The heat-treatable and weldable alpha-beta titanium alloy, UNS R55400was developed as a higher strength alternative to the highly corrosion-resistant UNS R56404 (ASTM Grade 29)titanium alloy used as tubular components for corrosive, extreme high pressure, high temperature (XHPHT) and deep water hydrocarbon production service. Recently approved for sour service,1 this alloy exhibits very comparable resistance to UNS R56404 in acidic, sour and non-sour chloride-rich aqueous environments commonly associated with upstream and offshore hydrocarbon production. This paper presents an expanded laboratory test database on critical corrosion modes for UNS R55400 pipe exposed to relevant oilfield production environments which include sour well fluid brines, a heavy chloride/bromide brine well completion fluid, injected methanol, organic acid- and HCl-based well acidizing solutions, and seawater. The alloy’s elevated reducing acid chloride resistance exhibited in these tests is correlated with electrochemical parameters derived from cathodic/anodic polarization testing and alloy corrosion rates derived from dilute boiling HCl media.
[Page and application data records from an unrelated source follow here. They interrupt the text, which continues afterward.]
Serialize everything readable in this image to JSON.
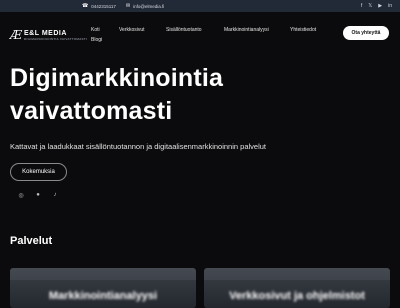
{
  "topbar": {
    "phone": "0442315117",
    "email": "info@elmedia.fi",
    "phone_icon": "phone-icon",
    "email_icon": "mail-icon",
    "social_icons": [
      "facebook-icon",
      "twitter-icon",
      "youtube-icon",
      "linkedin-icon"
    ]
  },
  "logo": {
    "name": "E&L MEDIA",
    "tagline": "DIGIMARKKINOINTIA VAIVATTOMASTI"
  },
  "nav": {
    "items": [
      "Koti",
      "Verkkosivut",
      "Sisällöntuotanto",
      "Markkinointianalyysi",
      "Yhteistiedot",
      "Blogi"
    ],
    "cta": "Ota yhteyttä"
  },
  "hero": {
    "title_line1": "Digimarkkinointia",
    "title_line2": "vaivattomasti",
    "subtitle": "Kattavat ja laadukkaat sisällöntuotannon ja digitaalisenmarkkinoinnin palvelut",
    "button": "Kokemuksia",
    "social_icons": [
      "instagram-icon",
      "facebook-icon",
      "tiktok-icon"
    ]
  },
  "services": {
    "title": "Palvelut",
    "cards": [
      "Markkinointianalyysi",
      "Verkkosivut ja ohjelmistot"
    ]
  },
  "colors": {
    "background": "#0b0b0d",
    "topbar": "#232a37",
    "cta": "#ffffff"
  }
}
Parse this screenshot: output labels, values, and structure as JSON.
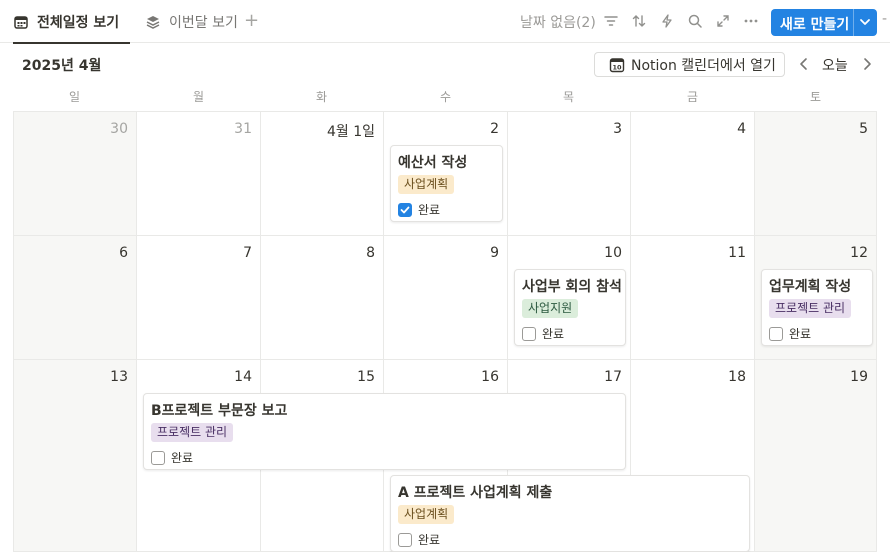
{
  "tabs": [
    {
      "label": "전체일정 보기",
      "icon": "calendar-icon",
      "active": true
    },
    {
      "label": "이번달 보기",
      "icon": "layers-icon",
      "active": false
    }
  ],
  "toolbar": {
    "no_date_label": "날짜 없음(2)",
    "new_button_label": "새로 만들기"
  },
  "header": {
    "month_label": "2025년 4월",
    "open_in_calendar_label": "Notion 캘린더에서 열기",
    "today_label": "오늘"
  },
  "weekdays": [
    "일",
    "월",
    "화",
    "수",
    "목",
    "금",
    "토"
  ],
  "weeks": [
    [
      "30",
      "31",
      "4월 1일",
      "2",
      "3",
      "4",
      "5"
    ],
    [
      "6",
      "7",
      "8",
      "9",
      "10",
      "11",
      "12"
    ],
    [
      "13",
      "14",
      "15",
      "16",
      "17",
      "18",
      "19"
    ]
  ],
  "events": [
    {
      "title": "예산서 작성",
      "tag": "사업계획",
      "tag_style": "yellow",
      "done_label": "완료",
      "done": true
    },
    {
      "title": "사업부 회의 참석",
      "tag": "사업지원",
      "tag_style": "green",
      "done_label": "완료",
      "done": false
    },
    {
      "title": "업무계획 작성",
      "tag": "프로젝트 관리",
      "tag_style": "purple",
      "done_label": "완료",
      "done": false
    },
    {
      "title": "B프로젝트 부문장 보고",
      "tag": "프로젝트 관리",
      "tag_style": "purple",
      "done_label": "완료",
      "done": false
    },
    {
      "title": "A 프로젝트 사업계획 제출",
      "tag": "사업계획",
      "tag_style": "yellow",
      "done_label": "완료",
      "done": false
    }
  ],
  "colors": {
    "accent": "#2383e2",
    "tag_yellow_bg": "#fbeacb",
    "tag_yellow_fg": "#6b4f1d",
    "tag_green_bg": "#dbeddb",
    "tag_green_fg": "#2b593f",
    "tag_purple_bg": "#e8deee",
    "tag_purple_fg": "#492f64"
  }
}
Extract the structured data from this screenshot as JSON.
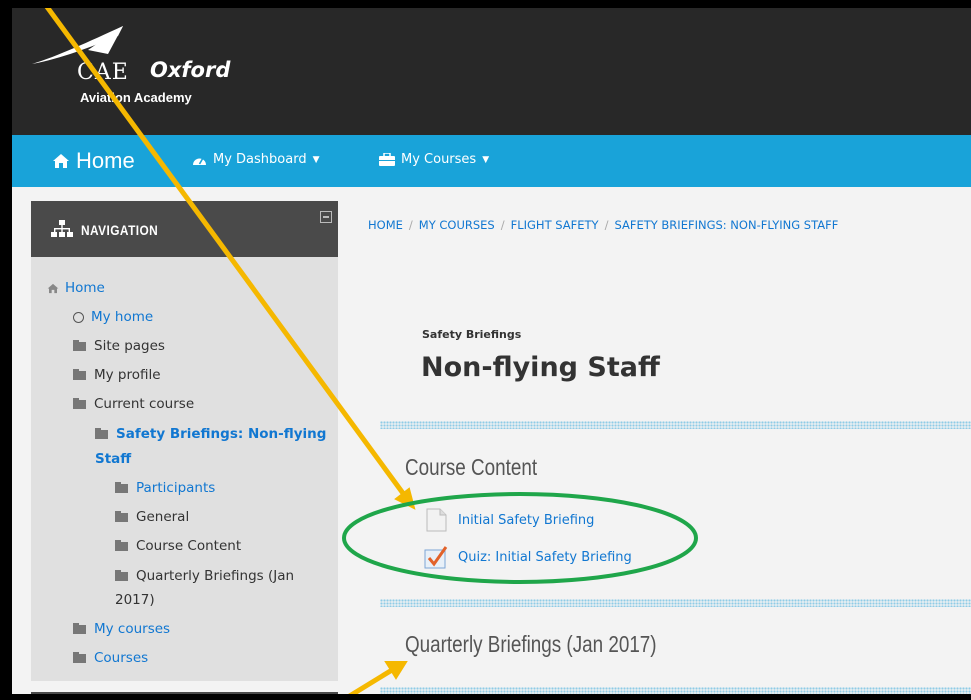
{
  "header": {
    "logo_brand": "CAE",
    "logo_name": "Oxford",
    "logo_subtitle": "Aviation Academy"
  },
  "navbar": {
    "home_label": "Home",
    "dashboard_label": "My Dashboard",
    "courses_label": "My Courses"
  },
  "navigation": {
    "title": "NAVIGATION",
    "items": [
      {
        "label": "Home"
      },
      {
        "label": "My home"
      },
      {
        "label": "Site pages"
      },
      {
        "label": "My profile"
      },
      {
        "label": "Current course"
      },
      {
        "label_line1": "Safety Briefings: Non-flying",
        "label_line2": "Staff"
      },
      {
        "label": "Participants"
      },
      {
        "label": "General"
      },
      {
        "label": "Course Content"
      },
      {
        "label_line1": "Quarterly Briefings (Jan",
        "label_line2": "2017)"
      },
      {
        "label": "My courses"
      },
      {
        "label": "Courses"
      }
    ]
  },
  "breadcrumb": [
    "HOME",
    "MY COURSES",
    "FLIGHT SAFETY",
    "SAFETY BRIEFINGS: NON-FLYING STAFF"
  ],
  "course": {
    "short_name": "Safety Briefings",
    "title": "Non-flying Staff"
  },
  "sections": [
    {
      "title": "Course Content",
      "activities": [
        {
          "label": "Initial Safety Briefing",
          "icon": "page-icon"
        },
        {
          "label": "Quiz: Initial Safety Briefing",
          "icon": "quiz-icon"
        }
      ]
    },
    {
      "title": "Quarterly Briefings (Jan 2017)",
      "activities": []
    }
  ],
  "colors": {
    "navbar": "#19a3d9",
    "header": "#282828",
    "link": "#1177d1",
    "annotation_arrow": "#f5b800",
    "annotation_circle": "#1fa64a"
  }
}
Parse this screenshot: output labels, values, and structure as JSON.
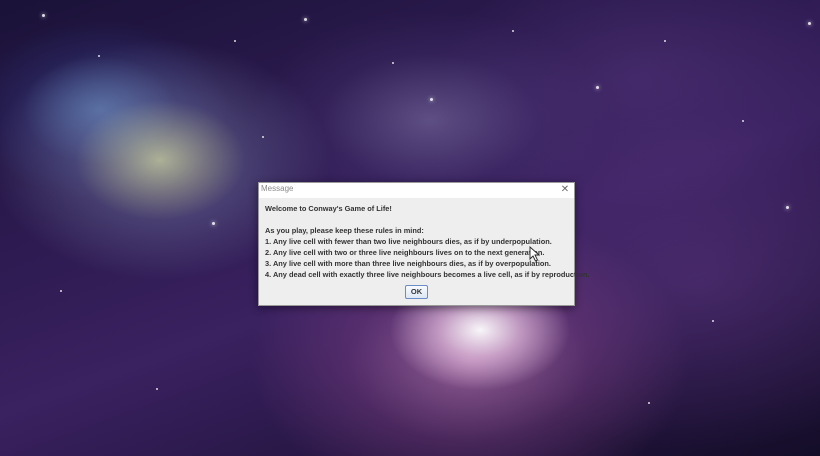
{
  "dialog": {
    "title": "Message",
    "welcome": "Welcome to Conway's Game of Life!",
    "intro": "As you play, please keep these rules in mind:",
    "rules": [
      "1. Any live cell with fewer than two live neighbours dies, as if by underpopulation.",
      "2. Any live cell with two or three live neighbours lives on to the next generation.",
      "3. Any live cell with more than three live neighbours dies, as if by overpopulation.",
      "4. Any dead cell with exactly three live neighbours becomes a live cell, as if by reproduction."
    ],
    "ok_label": "OK"
  },
  "icons": {
    "close": "close-icon",
    "cursor": "mouse-pointer-icon"
  },
  "colors": {
    "dialog_bg": "#eeeeee",
    "titlebar_bg": "#ffffff",
    "button_border": "#6a8cc7"
  }
}
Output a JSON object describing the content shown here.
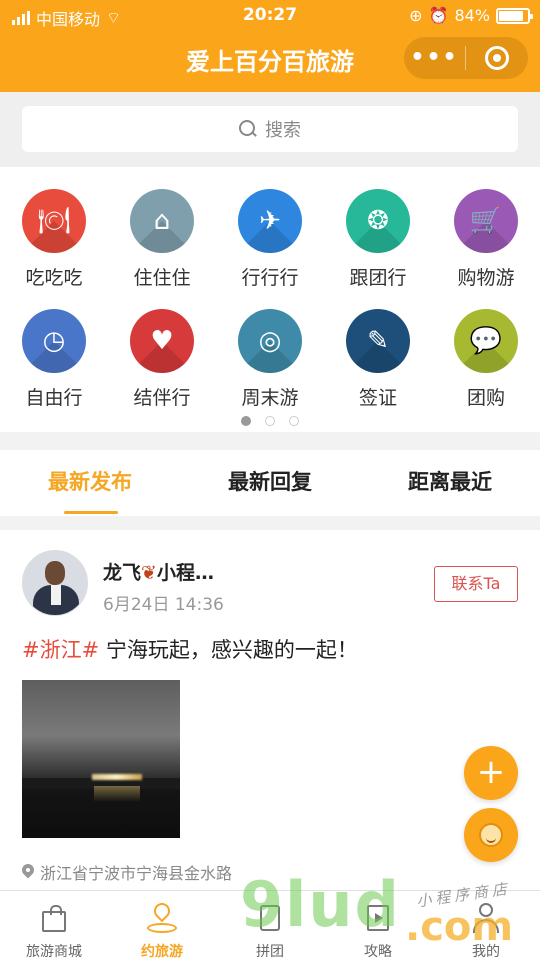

Corrosion performance comparison between UNS R55400 and other common high strength oilfield titanium alloys is made across these specific production service environments to provide guidance for alloy selection and use.
Key words: downloadable, titanium alloy, oilfield, stress corrosion cracking, sour brine, crevice corrosion, chlorides, methanol, seawater